Even in high school her talent was something she could rely on professionally; she shot a few weddings and engagement pictures. “I wanted to buy new equipment, but didn’t have money. So I would say, ‘Give me enough money to buy a lens and I’ll photograph your wedding.’” She also took pictures for the high school yearbook and of her friends.

“I’d use my friends as models, we’d skip school and go to the city. I wanted to be a fashion photographer. My senior year, I did an internship with a photographer, who told me, ‘Yeah, women don’t make it as fashion photographers.’ And I believed him.”

That, combined with educational requirements, made her shelve her dream temporarily. “I already had applied to college in Texas, and to study photography you also had to take every other art class imaginable—pottery, painting, and I’m really not that kind of artist, so I wound up pursuing Spanish after spending a semester in Spain.”

She took her camera along on her time in Spain, back-packing around Europe and taking a lot of pictures. She discovered the photos she loved the most weren’t ones with scenery. “When I got pictures of a local in the shot, or my friends, when there were people in the photos, those were the pictures that got my attention, those are the ones I fell in love with.”

As a grown-up she found herself married and working as a Spanish teacher in Weston.

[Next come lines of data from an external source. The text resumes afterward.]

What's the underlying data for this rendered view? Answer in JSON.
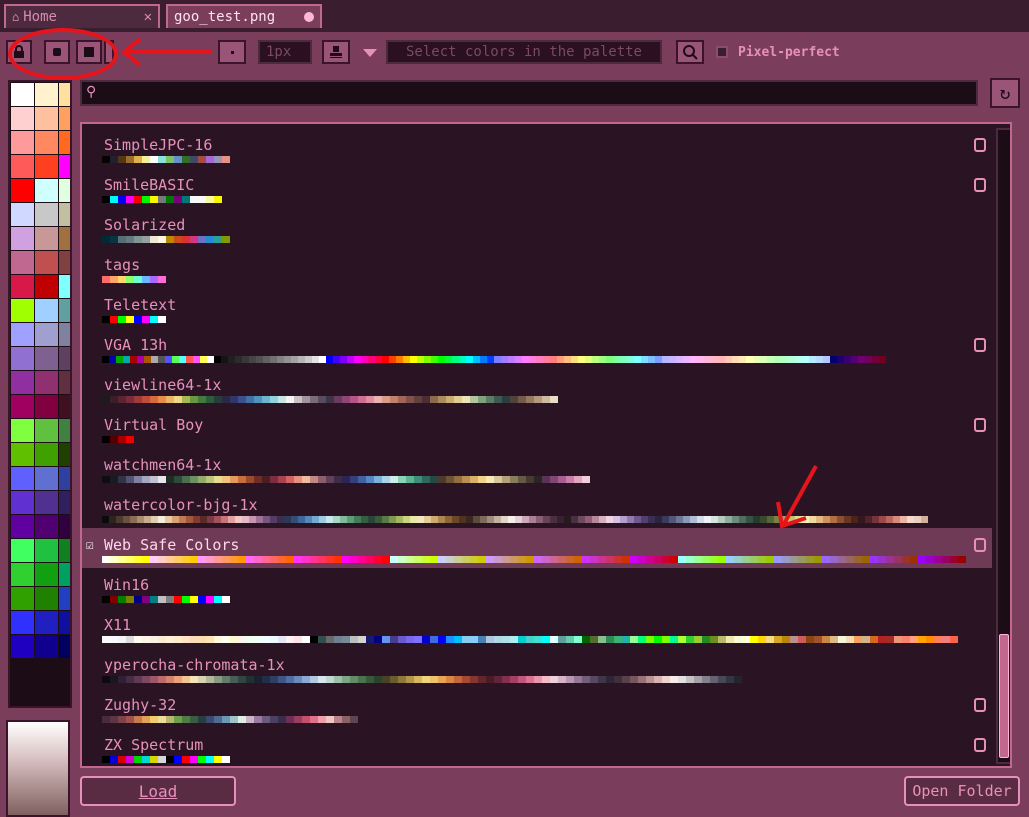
{
  "tabs": [
    {
      "label": "Home",
      "close_glyph": "✕"
    },
    {
      "label": "goo_test.png"
    }
  ],
  "toolbar": {
    "size_value": "1px",
    "palette_hint": "Select colors in the palette",
    "pixel_perfect_label": "Pixel-perfect"
  },
  "search": {
    "value": ""
  },
  "palettes": [
    {
      "name": "SimpleJPC-16",
      "badge": true,
      "selected": false,
      "colors": [
        "#050403",
        "#221f31",
        "#543516",
        "#9b6e2d",
        "#e1b047",
        "#f5ee9b",
        "#fefefe",
        "#8be1e0",
        "#7cc264",
        "#678fcb",
        "#316f23",
        "#404a68",
        "#a14d3f",
        "#a568d4",
        "#9a93b7",
        "#ea9182"
      ]
    },
    {
      "name": "SmileBASIC",
      "badge": true,
      "selected": false,
      "colors": [
        "#000000",
        "#00f8f8",
        "#0000f8",
        "#f800f8",
        "#f80000",
        "#00f800",
        "#f8f800",
        "#787878",
        "#007800",
        "#780078",
        "#007878",
        "#f8f8f8",
        "#f8f8f8",
        "#f8f8a0",
        "#f8f800"
      ]
    },
    {
      "name": "Solarized",
      "badge": false,
      "selected": false,
      "colors": [
        "#002b36",
        "#073642",
        "#586e75",
        "#657b83",
        "#839496",
        "#93a1a1",
        "#eee8d5",
        "#fdf6e3",
        "#b58900",
        "#cb4b16",
        "#dc322f",
        "#d33682",
        "#6c71c4",
        "#268bd2",
        "#2aa198",
        "#859900"
      ]
    },
    {
      "name": "tags",
      "badge": false,
      "selected": false,
      "colors": [
        "#ff6b6b",
        "#ffa36b",
        "#ffd76b",
        "#8cff6b",
        "#6bffd0",
        "#6bb8ff",
        "#a36bff",
        "#ff6bd7"
      ]
    },
    {
      "name": "Teletext",
      "badge": false,
      "selected": false,
      "colors": [
        "#000000",
        "#ff0000",
        "#00ff00",
        "#ffff00",
        "#0000ff",
        "#ff00ff",
        "#00ffff",
        "#ffffff"
      ]
    },
    {
      "name": "VGA 13h",
      "badge": true,
      "selected": false,
      "colors": [
        "#000000",
        "#0000aa",
        "#00aa00",
        "#00aaaa",
        "#aa0000",
        "#aa00aa",
        "#aa5500",
        "#aaaaaa",
        "#555555",
        "#5555ff",
        "#55ff55",
        "#55ffff",
        "#ff5555",
        "#ff55ff",
        "#ffff55",
        "#ffffff",
        "#000000",
        "#141414",
        "#202020",
        "#2c2c2c",
        "#383838",
        "#454545",
        "#515151",
        "#616161",
        "#717171",
        "#828282",
        "#929292",
        "#a2a2a2",
        "#b6b6b6",
        "#cbcbcb",
        "#e3e3e3",
        "#ffffff",
        "#0000ff",
        "#4100ff",
        "#7d00ff",
        "#be00ff",
        "#ff00ff",
        "#ff00be",
        "#ff007d",
        "#ff0041",
        "#ff0000",
        "#ff4100",
        "#ff7d00",
        "#ffbe00",
        "#ffff00",
        "#beff00",
        "#7dff00",
        "#41ff00",
        "#00ff00",
        "#00ff41",
        "#00ff7d",
        "#00ffbe",
        "#00ffff",
        "#00beff",
        "#007dff",
        "#0041ff",
        "#7d7dff",
        "#9e7dff",
        "#be7dff",
        "#df7dff",
        "#ff7dff",
        "#ff7ddf",
        "#ff7dbe",
        "#ff7d9e",
        "#ff7d7d",
        "#ff9e7d",
        "#ffbe7d",
        "#ffdf7d",
        "#ffff7d",
        "#dfff7d",
        "#beff7d",
        "#9eff7d",
        "#7dff7d",
        "#7dff9e",
        "#7dffbe",
        "#7dffdf",
        "#7dffff",
        "#7ddfff",
        "#7dbeff",
        "#7d9eff",
        "#b6b6ff",
        "#c7b6ff",
        "#dbb6ff",
        "#ebb6ff",
        "#ffb6ff",
        "#ffb6eb",
        "#ffb6db",
        "#ffb6c7",
        "#ffb6b6",
        "#ffc7b6",
        "#ffdbb6",
        "#ffebb6",
        "#ffffb6",
        "#ebffb6",
        "#dbffb6",
        "#c7ffb6",
        "#b6ffb6",
        "#b6ffc7",
        "#b6ffdb",
        "#b6ffeb",
        "#b6ffff",
        "#b6ebff",
        "#b6dbff",
        "#b6c7ff",
        "#000071",
        "#1c0071",
        "#380071",
        "#550071",
        "#710071",
        "#71005a",
        "#710038",
        "#71001c"
      ]
    },
    {
      "name": "viewline64-1x",
      "badge": false,
      "selected": false,
      "colors": [
        "#1b1b1e",
        "#3b1e29",
        "#5a2433",
        "#7a2c3b",
        "#9c3a3c",
        "#be4b3c",
        "#d8693c",
        "#e58e4a",
        "#eab564",
        "#f1d884",
        "#a7b951",
        "#6a9840",
        "#437a3e",
        "#2d5c3c",
        "#263d3b",
        "#2a2a3e",
        "#34346a",
        "#3d4f8c",
        "#4370a6",
        "#4f94bf",
        "#6bb5d1",
        "#93d2dc",
        "#c3e8e4",
        "#f4f4f4",
        "#c9c1c5",
        "#a0949d",
        "#7b6c7a",
        "#594c5e",
        "#3e3347",
        "#6a3a5f",
        "#8e4676",
        "#b15688",
        "#cf6d96",
        "#e08da2",
        "#eab1b6",
        "#d99d86",
        "#c2806d",
        "#a2655a",
        "#82504a",
        "#653e3d",
        "#4b2e31",
        "#8b6b4c",
        "#ab8c5d",
        "#c9ad73",
        "#e1cd91",
        "#ede4b7",
        "#b4c4a1",
        "#83a081",
        "#5a7d66",
        "#3e5a50",
        "#2b3d3e",
        "#52423a",
        "#725b4c",
        "#947963",
        "#b3997e",
        "#d0ba9f",
        "#e9ddc7"
      ]
    },
    {
      "name": "Virtual Boy",
      "badge": true,
      "selected": false,
      "colors": [
        "#000000",
        "#550000",
        "#a40000",
        "#ef0000"
      ]
    },
    {
      "name": "watchmen64-1x",
      "badge": false,
      "selected": false,
      "colors": [
        "#0e0e12",
        "#1a1a24",
        "#333346",
        "#535373",
        "#8080a4",
        "#a6a6bf",
        "#c1c1d2",
        "#e6e6ec",
        "#1f2b25",
        "#2f4a3a",
        "#4b6e4f",
        "#6e8f63",
        "#93a96f",
        "#bdc47a",
        "#e4dc8f",
        "#f1c37b",
        "#e39b59",
        "#c7703c",
        "#9c4a2c",
        "#6e2e26",
        "#4a1f24",
        "#7b2e3c",
        "#a8424e",
        "#cf6465",
        "#e68f7e",
        "#efb9a2",
        "#c08b84",
        "#8f5f69",
        "#62405a",
        "#3f2a48",
        "#2c2451",
        "#363f7d",
        "#4460a4",
        "#5888c4",
        "#7bb1da",
        "#a7d5e6",
        "#d2ecea",
        "#8ad3b6",
        "#5bb494",
        "#3f8f78",
        "#2d6a5e",
        "#234a45",
        "#4d3a2b",
        "#6e5437",
        "#926f43",
        "#b78f52",
        "#d8b166",
        "#f0d38a",
        "#f6e9b8",
        "#d7c79b",
        "#b2a17a",
        "#8b7c5e",
        "#645a46",
        "#443c33",
        "#2a2522",
        "#5a3358",
        "#7f4774",
        "#a55f90",
        "#c77fa8",
        "#e0a6c1",
        "#f2cdda"
      ]
    },
    {
      "name": "watercolor-bjg-1x",
      "badge": false,
      "selected": false,
      "colors": [
        "#0b0a0c",
        "#2d2420",
        "#4d3a2e",
        "#6b5140",
        "#8b6d55",
        "#aa8c6e",
        "#c7ad8d",
        "#e1ceb1",
        "#f4ecdc",
        "#e8c8a0",
        "#d8a274",
        "#c27a52",
        "#a3583d",
        "#7e3d31",
        "#5a2a27",
        "#7b3a44",
        "#a3525b",
        "#c8737a",
        "#e2a0a0",
        "#f0c8c0",
        "#e4b8c8",
        "#c894b0",
        "#a07098",
        "#785480",
        "#543c62",
        "#3c2e4a",
        "#2c3858",
        "#344c78",
        "#40669a",
        "#5488b8",
        "#74aad0",
        "#9ccbe2",
        "#c8e6ee",
        "#a8d8c4",
        "#80bc9c",
        "#5e9c78",
        "#447c5a",
        "#345e44",
        "#28463a",
        "#3c5a3a",
        "#587a44",
        "#7c9a50",
        "#a4b860",
        "#cad47c",
        "#e8eaa4",
        "#f2e6c0",
        "#e4cc98",
        "#ccaa70",
        "#ae8650",
        "#8c6438",
        "#6c4828",
        "#503420",
        "#3a2820",
        "#5c4a40",
        "#7e6a5c",
        "#a08c7c",
        "#c2b0a0",
        "#e2d4c6",
        "#f6eee8",
        "#e6d0d8",
        "#cca8b8",
        "#ac8094",
        "#8a5e74",
        "#6a4456",
        "#4c3040",
        "#362230",
        "#281820",
        "#483040",
        "#6c4c5c",
        "#925e74",
        "#b6869a",
        "#d8aec0",
        "#eed4e0",
        "#d6c2e4",
        "#b49ece",
        "#907ab0",
        "#6e5890",
        "#52406e",
        "#3a2e52",
        "#2a2440",
        "#3c3a5c",
        "#545678",
        "#6e7698",
        "#8c98b8",
        "#b0bcd4",
        "#d4dcea",
        "#eef2f6",
        "#d6e4dc",
        "#b4cac0",
        "#90ac9e",
        "#6c8c7e",
        "#4e6e60",
        "#365244",
        "#263a30",
        "#3a4a2c",
        "#566638",
        "#788446",
        "#9ca458",
        "#c2c270",
        "#e2de90",
        "#f4f0b8",
        "#f0d8a0",
        "#e2b880",
        "#cc9460",
        "#b07044",
        "#8c5030",
        "#6a3624",
        "#4a241c",
        "#34181a",
        "#50242a",
        "#74343a",
        "#9a4a4a",
        "#bc6660",
        "#d68a7c",
        "#ecb4a4",
        "#f6d8cc",
        "#ead0c0",
        "#d4b09c"
      ]
    },
    {
      "name": "Web Safe Colors",
      "badge": true,
      "selected": true,
      "colors": [
        "#ffffff",
        "#ffffcc",
        "#ffff99",
        "#ffff66",
        "#ffff33",
        "#ffff00",
        "#ffccff",
        "#ffcccc",
        "#ffcc99",
        "#ffcc66",
        "#ffcc33",
        "#ffcc00",
        "#ff99ff",
        "#ff99cc",
        "#ff9999",
        "#ff9966",
        "#ff9933",
        "#ff9900",
        "#ff66ff",
        "#ff66cc",
        "#ff6699",
        "#ff6666",
        "#ff6633",
        "#ff6600",
        "#ff33ff",
        "#ff33cc",
        "#ff3399",
        "#ff3366",
        "#ff3333",
        "#ff3300",
        "#ff00ff",
        "#ff00cc",
        "#ff0099",
        "#ff0066",
        "#ff0033",
        "#ff0000",
        "#ccffff",
        "#ccffcc",
        "#ccff99",
        "#ccff66",
        "#ccff33",
        "#ccff00",
        "#ccccff",
        "#cccccc",
        "#cccc99",
        "#cccc66",
        "#cccc33",
        "#cccc00",
        "#cc99ff",
        "#cc99cc",
        "#cc9999",
        "#cc9966",
        "#cc9933",
        "#cc9900",
        "#cc66ff",
        "#cc66cc",
        "#cc6699",
        "#cc6666",
        "#cc6633",
        "#cc6600",
        "#cc33ff",
        "#cc33cc",
        "#cc3399",
        "#cc3366",
        "#cc3333",
        "#cc3300",
        "#cc00ff",
        "#cc00cc",
        "#cc0099",
        "#cc0066",
        "#cc0033",
        "#cc0000",
        "#99ffff",
        "#99ffcc",
        "#99ff99",
        "#99ff66",
        "#99ff33",
        "#99ff00",
        "#99ccff",
        "#99cccc",
        "#99cc99",
        "#99cc66",
        "#99cc33",
        "#99cc00",
        "#9999ff",
        "#9999cc",
        "#999999",
        "#999966",
        "#999933",
        "#999900",
        "#9966ff",
        "#9966cc",
        "#996699",
        "#996666",
        "#996633",
        "#996600",
        "#9933ff",
        "#9933cc",
        "#993399",
        "#993366",
        "#993333",
        "#993300",
        "#9900ff",
        "#9900cc",
        "#990099",
        "#990066",
        "#990033",
        "#990000"
      ]
    },
    {
      "name": "Win16",
      "badge": false,
      "selected": false,
      "colors": [
        "#000000",
        "#800000",
        "#008000",
        "#808000",
        "#000080",
        "#800080",
        "#008080",
        "#c0c0c0",
        "#808080",
        "#ff0000",
        "#00ff00",
        "#ffff00",
        "#0000ff",
        "#ff00ff",
        "#00ffff",
        "#ffffff"
      ]
    },
    {
      "name": "X11",
      "badge": false,
      "selected": false,
      "colors": [
        "#fffafa",
        "#f8f8ff",
        "#f5f5f5",
        "#dcdcdc",
        "#fffaf0",
        "#fdf5e6",
        "#faf0e6",
        "#faebd7",
        "#ffefd5",
        "#ffebcd",
        "#ffe4c4",
        "#ffdab9",
        "#ffdead",
        "#ffe4b5",
        "#fff8dc",
        "#fffff0",
        "#fffacd",
        "#fff5ee",
        "#f0fff0",
        "#f5fffa",
        "#f0ffff",
        "#f0f8ff",
        "#e6e6fa",
        "#fff0f5",
        "#ffe4e1",
        "#ffffff",
        "#000000",
        "#2f4f4f",
        "#696969",
        "#708090",
        "#778899",
        "#bebebe",
        "#d3d3d3",
        "#191970",
        "#000080",
        "#6495ed",
        "#483d8b",
        "#6a5acd",
        "#7b68ee",
        "#8470ff",
        "#0000cd",
        "#4169e1",
        "#0000ff",
        "#1e90ff",
        "#00bfff",
        "#87ceeb",
        "#87cefa",
        "#4682b4",
        "#b0c4de",
        "#add8e6",
        "#b0e0e6",
        "#afeeee",
        "#00ced1",
        "#48d1cc",
        "#40e0d0",
        "#00ffff",
        "#e0ffff",
        "#5f9ea0",
        "#66cdaa",
        "#7fffd4",
        "#006400",
        "#556b2f",
        "#8fbc8f",
        "#2e8b57",
        "#3cb371",
        "#20b2aa",
        "#98fb98",
        "#00ff7f",
        "#7cfc00",
        "#00ff00",
        "#7fff00",
        "#00fa9a",
        "#adff2f",
        "#32cd32",
        "#9acd32",
        "#228b22",
        "#6b8e23",
        "#bdb76b",
        "#eee8aa",
        "#fafad2",
        "#ffffe0",
        "#ffff00",
        "#ffd700",
        "#eedd82",
        "#daa520",
        "#b8860b",
        "#bc8f8f",
        "#cd5c5c",
        "#8b4513",
        "#a0522d",
        "#cd853f",
        "#deb887",
        "#f5f5dc",
        "#f5deb3",
        "#f4a460",
        "#d2b48c",
        "#d2691e",
        "#b22222",
        "#a52a2a",
        "#e9967a",
        "#fa8072",
        "#ffa07a",
        "#ffa500",
        "#ff8c00",
        "#ff7f50",
        "#f08080",
        "#ff6347"
      ]
    },
    {
      "name": "yperocha-chromata-1x",
      "badge": false,
      "selected": false,
      "colors": [
        "#0d0b10",
        "#1b1520",
        "#2e2133",
        "#442d45",
        "#5e3a55",
        "#7c4862",
        "#9c586a",
        "#bb6b6d",
        "#d6836e",
        "#e9a27a",
        "#f2c492",
        "#f6e3b6",
        "#d9d2b0",
        "#b2b69a",
        "#8a9982",
        "#657b6c",
        "#475e58",
        "#324542",
        "#22302f",
        "#1a2230",
        "#222e48",
        "#2e3f66",
        "#3e5586",
        "#536ea3",
        "#6c8bbd",
        "#8ba9d2",
        "#b0c8e2",
        "#d6e5ef",
        "#c0d6cf",
        "#9ebfab",
        "#7ea686",
        "#628d66",
        "#4b734c",
        "#385a3a",
        "#2a422e",
        "#4a4228",
        "#6a5c30",
        "#8e783a",
        "#b39648",
        "#d6b65e",
        "#eed47c",
        "#f0c26a",
        "#e8a554",
        "#d98544",
        "#c4653a",
        "#a74a34",
        "#86352f",
        "#64262a",
        "#4a1d26",
        "#622438",
        "#82304e",
        "#a44066",
        "#c2567e",
        "#da7294",
        "#ec94ad",
        "#f6bac8",
        "#f0d0d8",
        "#d6b4c6",
        "#b696b0",
        "#947896",
        "#745e7c",
        "#584862",
        "#40364a",
        "#2c2636",
        "#3e2f3a",
        "#58414b",
        "#76575f",
        "#987279",
        "#bb9194",
        "#d9b3b1",
        "#eed3ce",
        "#f8ecea",
        "#e2e0e0",
        "#c4c0c4",
        "#a4a0a8",
        "#84808c",
        "#666272",
        "#4a4858",
        "#343442",
        "#242430"
      ]
    },
    {
      "name": "Zughy-32",
      "badge": true,
      "selected": false,
      "colors": [
        "#472d3c",
        "#5e3643",
        "#7a444a",
        "#a0524e",
        "#c67a4d",
        "#e2a155",
        "#f2cd6d",
        "#eedd98",
        "#b8b56f",
        "#6f9e4c",
        "#4d7d45",
        "#3b5c42",
        "#2a3d3e",
        "#3e4a6d",
        "#4f6b92",
        "#6a99b5",
        "#9ec4c8",
        "#dcefe5",
        "#c9b3c4",
        "#9a7a9e",
        "#6d5a7f",
        "#4d3f62",
        "#382d4a",
        "#6e3052",
        "#9a3d5e",
        "#c2506e",
        "#e1708a",
        "#ef9fa9",
        "#f2c6c6",
        "#b9858a",
        "#8a6268",
        "#5d4650"
      ]
    },
    {
      "name": "ZX Spectrum",
      "badge": true,
      "selected": false,
      "colors": [
        "#000000",
        "#0000d7",
        "#d70000",
        "#d700d7",
        "#00d700",
        "#00d7d7",
        "#d7d700",
        "#d7d7d7",
        "#000000",
        "#0000ff",
        "#ff0000",
        "#ff00ff",
        "#00ff00",
        "#00ffff",
        "#ffff00",
        "#ffffff"
      ]
    }
  ],
  "left_palette_colors": [
    "#ffffff",
    "#fff2cc",
    "#ffe0a0",
    "#ffd0d0",
    "#ffc0a0",
    "#ffa060",
    "#ff9a9a",
    "#ff8860",
    "#ff6a20",
    "#ff5a5a",
    "#ff4020",
    "#ff00ff",
    "#ff0000",
    "#d0ffff",
    "#e0ffe0",
    "#d0d8ff",
    "#c8c8c8",
    "#c0c0a0",
    "#d0a0e0",
    "#c89898",
    "#a07040",
    "#c06890",
    "#c05050",
    "#804040",
    "#d81848",
    "#c00000",
    "#80ffff",
    "#a0ff00",
    "#a0d0ff",
    "#60a0a0",
    "#a0a0ff",
    "#a0a0d0",
    "#8080a0",
    "#9070d0",
    "#806090",
    "#604060",
    "#9030a0",
    "#903070",
    "#603040",
    "#a00060",
    "#800040",
    "#401020",
    "#80ff40",
    "#60c040",
    "#408040",
    "#60c000",
    "#40a000",
    "#204000",
    "#6060ff",
    "#6070d0",
    "#3040a0",
    "#6030d0",
    "#503090",
    "#302060",
    "#6000a0",
    "#500070",
    "#300040",
    "#40ff60",
    "#20c040",
    "#108020",
    "#30d030",
    "#10a010",
    "#00a060",
    "#30a000",
    "#208000",
    "#2040c0",
    "#3030ff",
    "#2020c0",
    "#1010a0",
    "#2000c0",
    "#100090",
    "#000060"
  ],
  "buttons": {
    "load": "Load",
    "open_folder": "Open Folder"
  }
}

With the birth of her first child, she found a reason to dig out that same trusted camera she’d had since high school.

“When my daughter was born I started taking pictures of her. Like so many other photographers, you rediscover the love of photography. It was a reawakening, a relighting of the fire that was already there.”

Soon after her daughter was born, Topalian went to a good friend’s wedding. Wouldn’t you know it, her friend liked Topalian’s pictures better than the ones taken by the professional who’d been hired to shoot the wedding.

Shortly after her second daughter was born, with Topalian working as a stay-at-home-mom, she started really yearning to get back to photography. Her old camera had died by that point, but technology had taken a jump forward. “I said to my husband Greg, ‘I really want to get a digital SLR. Maybe I can get this camera, it’s like $1,000. I can take pictures of friends, and maybe I can make some money to pay for it.’ He was thinking, ‘If she pays for this camera, we’re lucky!’ That was November of 2005.

What started sort of casually—taking pictures of activities at her daughter’s school, taking pictures of friends’ children—became electric for Topalian, right after her first session shooting pictures of a friend’s newborn.

“I’d had paying sessions before when I was teenager, but this was my first as an adult. I looked at the pictures after the session, and I just knew, I had to do this. I saw the work that other professional photographers in the area were doing and I knew I could do it.”

By April of 2006, she started planting the seeds of setting up a business—getting a tax I.D., figuring out setting up a website, trying to build clientele—and then posting a flyer at the Wilton Y. A mom in Redding spotted it and called Topalian to do her school’s family photo days.  Just days later she also booked the New Canaan Newcomers Club fall photo days, shooting 175 families altogether through the fall.

Talk about going from zero to 100 m.p.h. in less than 60 seconds. The fast growth just kept happening. From those two first booked jobs, clients started spreading the word about Moments by Andrea. Other groups and individual clients started calling, and kept calling every year after that, and referring friends.  Business grew every year, with family photo days still staying a regular part of her business model.

Moments by Andrea has four Wilton Family Photo Day dates:  Sunday, Sept. 15; Sunday Sept. 29; Saturday, October 12 and Saturday, October 19. There are four dates at the New Canaan location as well. To learn more, visit her website,